AIM OF THE EXERCISE: Your reproduction of the entries should be exact and should contain no pictures.
☆ ☆ ☆ ☆ ☆
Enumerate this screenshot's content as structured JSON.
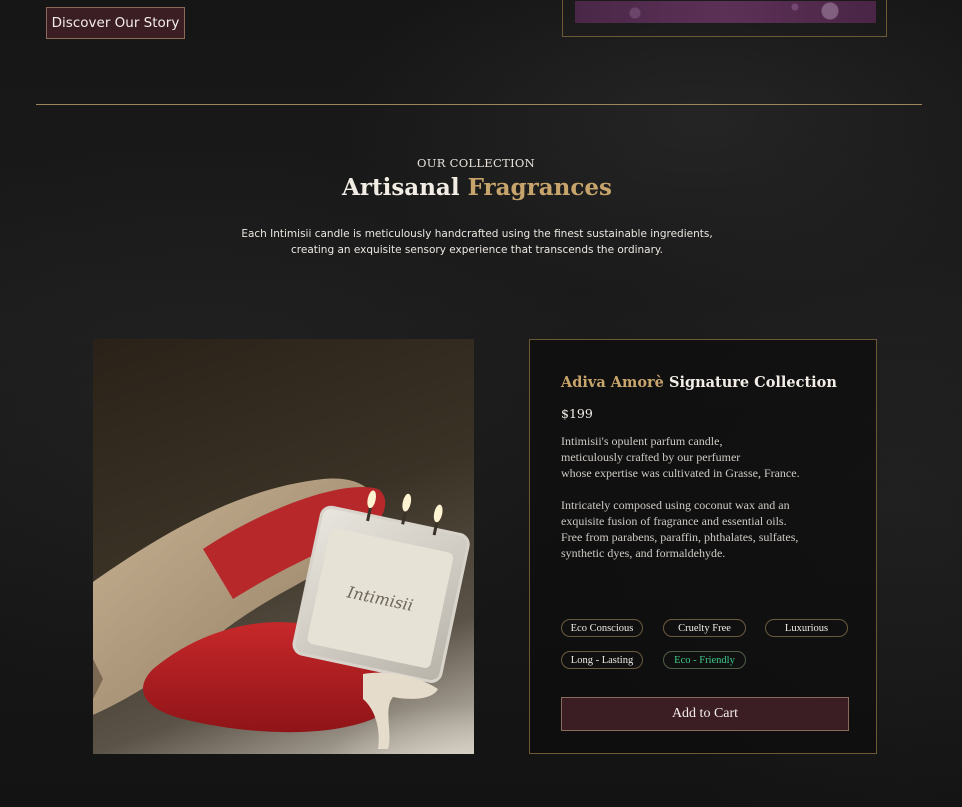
{
  "hero": {
    "cta_label": "Discover Our Story"
  },
  "collection": {
    "eyebrow": "OUR COLLECTION",
    "title_part1": "Artisanal",
    "title_part2": "Fragrances",
    "description_line1": "Each Intimisii candle is meticulously handcrafted using the finest sustainable ingredients,",
    "description_line2": "creating an exquisite sensory experience that transcends the ordinary."
  },
  "product": {
    "name_highlight": "Adiva Amorè",
    "name_rest": "Signature Collection",
    "price": "$199",
    "description_p1": [
      "Intimisii's opulent parfum candle,",
      "meticulously crafted by our perfumer",
      "whose expertise was cultivated in Grasse, France."
    ],
    "description_p2": [
      "Intricately composed using coconut wax and an",
      "exquisite fusion of fragrance and essential oils.",
      "Free from parabens, paraffin, phthalates, sulfates,",
      "synthetic dyes, and formaldehyde."
    ],
    "tags": [
      "Eco Conscious",
      "Cruelty Free",
      "Luxurious",
      "Long - Lasting",
      "Eco - Friendly"
    ],
    "add_to_cart_label": "Add to Cart",
    "candle_brand": "Intimisii"
  },
  "colors": {
    "gold": "#c7a46b",
    "burgundy": "#3b1e24",
    "eco_green": "#3ec98a",
    "background": "#141414"
  }
}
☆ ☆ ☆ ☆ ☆
SOLUTION TO THIS PROBLEM:
Enumerate this screenshot's content as structured JSON.
{
  "hero": {
    "cta_label": "Discover Our Story"
  },
  "collection": {
    "eyebrow": "OUR COLLECTION",
    "title_part1": "Artisanal",
    "title_part2": "Fragrances",
    "description_line1": "Each Intimisii candle is meticulously handcrafted using the finest sustainable ingredients,",
    "description_line2": "creating an exquisite sensory experience that transcends the ordinary."
  },
  "product": {
    "name_highlight": "Adiva Amorè",
    "name_rest": "Signature Collection",
    "price": "$199",
    "description_p1": [
      "Intimisii's opulent parfum candle,",
      "meticulously crafted by our perfumer",
      "whose expertise was cultivated in Grasse, France."
    ],
    "description_p2": [
      "Intricately composed using coconut wax and an",
      "exquisite fusion of fragrance and essential oils.",
      "Free from parabens, paraffin, phthalates, sulfates,",
      "synthetic dyes, and formaldehyde."
    ],
    "tags": [
      "Eco Conscious",
      "Cruelty Free",
      "Luxurious",
      "Long - Lasting",
      "Eco - Friendly"
    ],
    "add_to_cart_label": "Add to Cart",
    "candle_brand": "Intimisii"
  },
  "colors": {
    "gold": "#c7a46b",
    "burgundy": "#3b1e24",
    "eco_green": "#3ec98a",
    "background": "#141414"
  }
}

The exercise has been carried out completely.